Your instructions: Filter the data for "aura" and copy matching lines.

::: Extracted entries

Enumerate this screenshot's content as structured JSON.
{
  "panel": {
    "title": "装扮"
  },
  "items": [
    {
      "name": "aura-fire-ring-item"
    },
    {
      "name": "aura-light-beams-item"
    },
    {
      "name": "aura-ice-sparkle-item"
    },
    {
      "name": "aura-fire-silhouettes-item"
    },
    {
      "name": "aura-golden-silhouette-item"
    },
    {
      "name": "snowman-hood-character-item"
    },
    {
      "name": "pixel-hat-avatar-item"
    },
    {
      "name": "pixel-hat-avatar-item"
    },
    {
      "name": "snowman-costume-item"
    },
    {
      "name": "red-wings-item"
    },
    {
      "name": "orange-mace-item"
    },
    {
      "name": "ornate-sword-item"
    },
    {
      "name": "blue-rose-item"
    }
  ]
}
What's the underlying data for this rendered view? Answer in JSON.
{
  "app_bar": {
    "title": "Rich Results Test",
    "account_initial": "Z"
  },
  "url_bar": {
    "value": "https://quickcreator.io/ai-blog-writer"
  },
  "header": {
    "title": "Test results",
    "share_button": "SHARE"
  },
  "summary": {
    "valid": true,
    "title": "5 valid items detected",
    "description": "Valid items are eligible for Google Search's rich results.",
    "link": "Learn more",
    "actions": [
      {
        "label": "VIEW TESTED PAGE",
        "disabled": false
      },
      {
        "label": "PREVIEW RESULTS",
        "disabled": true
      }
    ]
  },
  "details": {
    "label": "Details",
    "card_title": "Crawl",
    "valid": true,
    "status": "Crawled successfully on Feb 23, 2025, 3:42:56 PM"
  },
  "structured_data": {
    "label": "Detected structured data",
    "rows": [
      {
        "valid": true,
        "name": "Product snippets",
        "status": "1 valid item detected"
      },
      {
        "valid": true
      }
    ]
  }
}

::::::
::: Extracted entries

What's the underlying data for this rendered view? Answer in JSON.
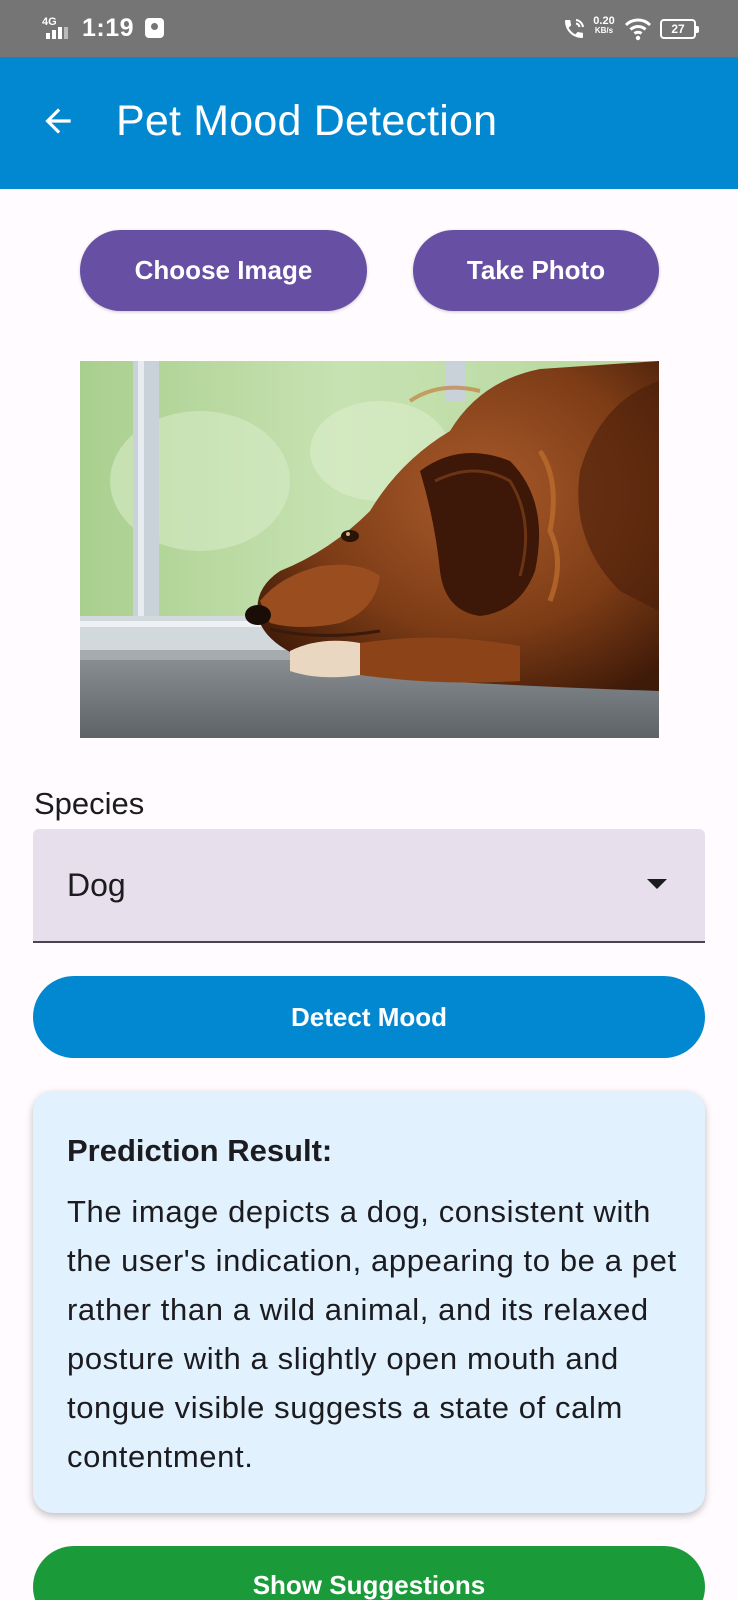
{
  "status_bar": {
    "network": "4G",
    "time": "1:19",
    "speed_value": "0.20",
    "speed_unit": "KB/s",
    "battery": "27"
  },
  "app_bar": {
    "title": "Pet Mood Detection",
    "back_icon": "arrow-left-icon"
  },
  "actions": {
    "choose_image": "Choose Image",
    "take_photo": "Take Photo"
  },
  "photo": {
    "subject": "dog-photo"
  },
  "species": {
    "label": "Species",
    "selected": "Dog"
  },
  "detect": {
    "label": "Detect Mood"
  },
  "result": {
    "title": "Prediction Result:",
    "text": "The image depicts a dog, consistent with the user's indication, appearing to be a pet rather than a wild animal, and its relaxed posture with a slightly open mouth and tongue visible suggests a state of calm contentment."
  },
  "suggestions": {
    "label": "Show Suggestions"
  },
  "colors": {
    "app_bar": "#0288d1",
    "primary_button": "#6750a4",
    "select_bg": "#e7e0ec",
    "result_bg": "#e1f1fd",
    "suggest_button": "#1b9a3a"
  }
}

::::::

Written response:
      "name": "aura-fire-ring-item"
      "name": "aura-light-beams-item"
      "name": "aura-ice-sparkle-item"
      "name": "aura-fire-silhouettes-item"
      "name": "aura-golden-silhouette-item"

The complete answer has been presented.